WASHINGTON — Hurricane Ian made landfall near Georgetown, South Carolina at 2:05 pm, which is just north of Charleston. Ian had 85 mph winds as it made landfall Friday afternoon. Ian is now post-tropical as it pushes north through South Carolina.
The storm is forecast to bring heavy rain, flooding, and some storm surge along the east coast, mainly along the Carolina coasts.
On Wednesday, Ian made landfall as a hurricane around 3:05 pm near Cayo Costa, Florida. The Category 4 storm had a maximum sustained winds of 150 mph at landfall.
Additionally, earlier this week on Tuesday, Hurricane Ian made its first landfall at 4:30 a.m. in Cuba as a Category 3. The storm knocked out most of the Cuba's power grid and destroyed homes and businesses.
We are continuing to learn more about the devastation that Ian caused as it made landfall and tore through central Florida.
Tropical Storm Warnings remain in effect for South Carolina and North Carolina where tropical storm conditions could persist through tonight.
There is still a storm surge through through this evening as strong wind continues to blow onshore.
That same northeasterly wind will lead to minor coastal flooding in parts of the DMV. Where the Coastal Flood Warning is in effect for St. Mary's county inundation up to a foot is possible, especially around high tide. Our local beaches may also incur some temporary erosion.
Storms that start with the letter "I" have a bad reputation...and rightfully so. There are more retired "I" names than any other letter.
Hurricane names are retired when a storm is particularly deadly or destructive.
The storm will move over land and weaken, eventually losing tropical features. We will likely see off and on rain from the remnants of Ian late Friday, Saturday, Sunday, Monday and even Tuesday morning.
Our flood risk remains very low because we won't see a lot of rain in a short period of time, rather a lot of rain over several days. We won't see all day washouts either, rather periods of rain with otherwise cloudy skies and cool temperatures.
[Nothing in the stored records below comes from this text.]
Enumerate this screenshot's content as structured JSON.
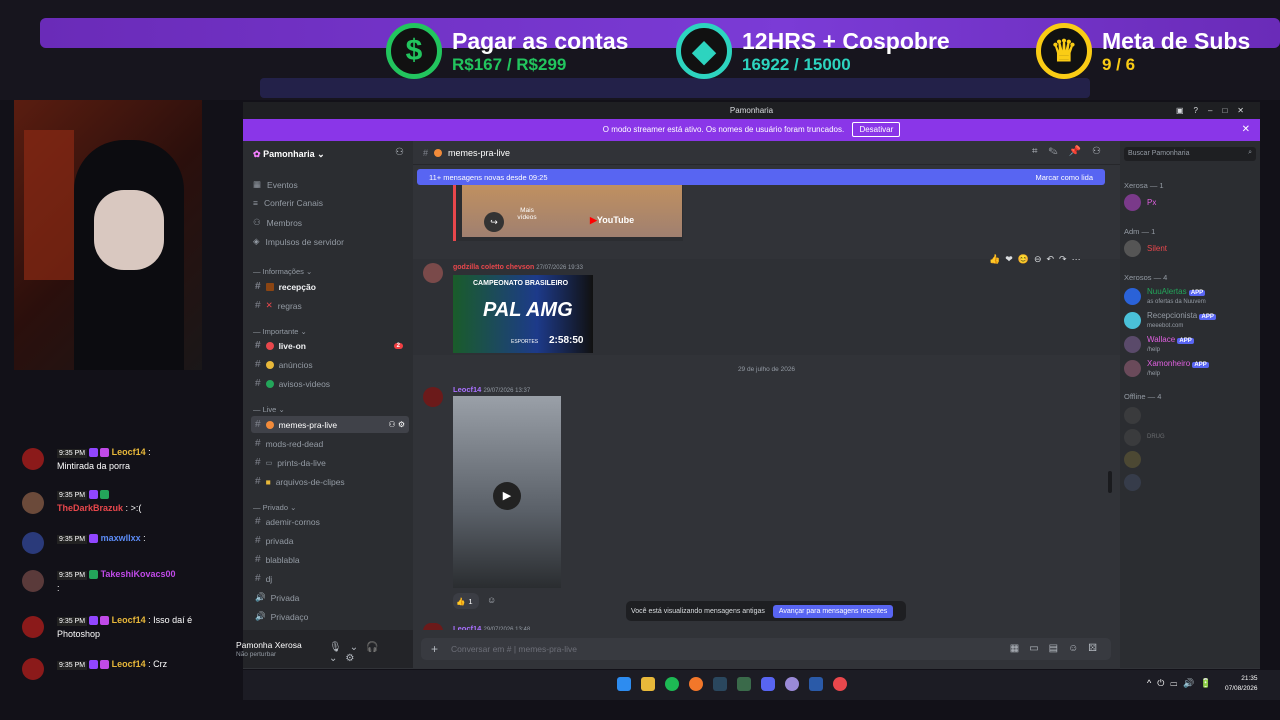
{
  "goals": [
    {
      "title": "Pagar as contas",
      "value": "R$167 / R$299",
      "icon": "$",
      "color": "#22c55e"
    },
    {
      "title": "12HRS + Cospobre",
      "value": "16922 / 15000",
      "icon": "◆",
      "color": "#2dd4bf"
    },
    {
      "title": "Meta de Subs",
      "value": "9 / 6",
      "icon": "♛",
      "color": "#facc15"
    }
  ],
  "chat": [
    {
      "time": "9:35 PM",
      "user": "Leocf14",
      "sep": ":",
      "text": "Mintirada da porra",
      "color": "#e8b83a"
    },
    {
      "time": "9:35 PM",
      "user": "TheDarkBrazuk",
      "sep": ":",
      "text": ">:(",
      "color": "#e8474c"
    },
    {
      "time": "9:35 PM",
      "user": "maxwllxx",
      "sep": ":",
      "text": "",
      "color": "#5b8bf5"
    },
    {
      "time": "9:35 PM",
      "user": "TakeshiKovacs00",
      "sep": ":",
      "text": "",
      "color": "#c04ae8"
    },
    {
      "time": "9:35 PM",
      "user": "Leocf14",
      "sep": ":",
      "text": "Isso daí é Photoshop",
      "color": "#e8b83a"
    },
    {
      "time": "9:35 PM",
      "user": "Leocf14",
      "sep": ":",
      "text": "Crz",
      "color": "#e8b83a"
    }
  ],
  "window": {
    "title": "Pamonharia"
  },
  "streamer": {
    "message": "O modo streamer está ativo. Os nomes de usuário foram truncados.",
    "button": "Desativar"
  },
  "server": {
    "name": "Pamonharia"
  },
  "menu": [
    "Eventos",
    "Conferir Canais",
    "Membros",
    "Impulsos de servidor"
  ],
  "categories": {
    "info": "Informações",
    "important": "Importante",
    "live": "Live",
    "private": "Privado"
  },
  "channels": {
    "recepcao": "recepção",
    "regras": "regras",
    "liveon": "live-on",
    "anuncios": "anúncios",
    "avisos": "avisos-videos",
    "memes": "memes-pra-live",
    "modsred": "mods-red-dead",
    "prints": "prints-da-live",
    "arquivos": "arquivos-de-clipes",
    "ademir": "ademir-cornos",
    "privada": "privada",
    "blabla": "blablabla",
    "dj": "dj",
    "privada2": "Privada",
    "privadaco": "Privadaço"
  },
  "badge_liveon": "2",
  "user": {
    "name": "Pamonha Xerosa",
    "status": "Não perturbar"
  },
  "channel_header": {
    "name": "memes-pra-live"
  },
  "newmsgs": {
    "text": "11+ mensagens novas desde 09:25",
    "action": "Marcar como lida"
  },
  "messages": [
    {
      "author": "godzilla coletto chevson",
      "time": "27/07/2026 19:33",
      "color": "#e8474c"
    },
    {
      "author": "Leocf14",
      "time": "29/07/2026 13:37",
      "color": "#a970ff"
    },
    {
      "author": "Leocf14",
      "time": "29/07/2026 13:48",
      "color": "#a970ff"
    }
  ],
  "date_divider": "29 de julho de 2026",
  "youtube_embed": {
    "more": "Mais vídeos",
    "brand": "YouTube"
  },
  "match_image": {
    "title": "CAMPEONATO BRASILEIRO",
    "teams": "PAL AMG",
    "time": "2:58:50",
    "channel": "ESPORTES"
  },
  "reaction_count": "1",
  "old_msgs": {
    "text": "Você está visualizando mensagens antigas",
    "button": "Avançar para mensagens recentes"
  },
  "composer": {
    "placeholder": "Conversar em #  | memes-pra-live"
  },
  "search": {
    "placeholder": "Buscar Pamonharia"
  },
  "member_groups": [
    {
      "label": "Xerosa — 1"
    },
    {
      "label": "Adm — 1"
    },
    {
      "label": "Xerosos — 4"
    },
    {
      "label": "Offline — 4"
    }
  ],
  "members": [
    {
      "name": "Px",
      "color": "#e060e0"
    },
    {
      "name": "Silent",
      "color": "#e8474c"
    },
    {
      "name": "NuuAlertas",
      "color": "#23a55a",
      "sub": "as ofertas da Nuuvem",
      "app": "APP"
    },
    {
      "name": "Recepcionista",
      "color": "#949ba4",
      "sub": "meeebot.com",
      "app": "APP"
    },
    {
      "name": "Wallace",
      "color": "#e060e0",
      "sub": "/help",
      "app": "APP"
    },
    {
      "name": "Xamonheiro",
      "color": "#e060e0",
      "sub": "/help",
      "app": "APP"
    }
  ],
  "offline_hint": "DRUG",
  "clock": {
    "time": "21:35",
    "date": "07/08/2026"
  }
}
Some models indicate we could see 2" + across parts of the DMV with more rain southwest of DC and less rain northeast by Monday, but over a three day span, that's not enough to cause flooding concerns. The biggest threat would be to rivers and streams that may gradually rise over the weekend.
SATURDAY 3:00 PM
Saturday 8:00 PM
Sunday 8:00 AM
Sunday 3:00 PM
Sunday 8:00 PM
The models are slowly coming into agreement on brining 1 to 2 inches with an isolated 3 inches of rain to the region between Friday night and Tuesday morning.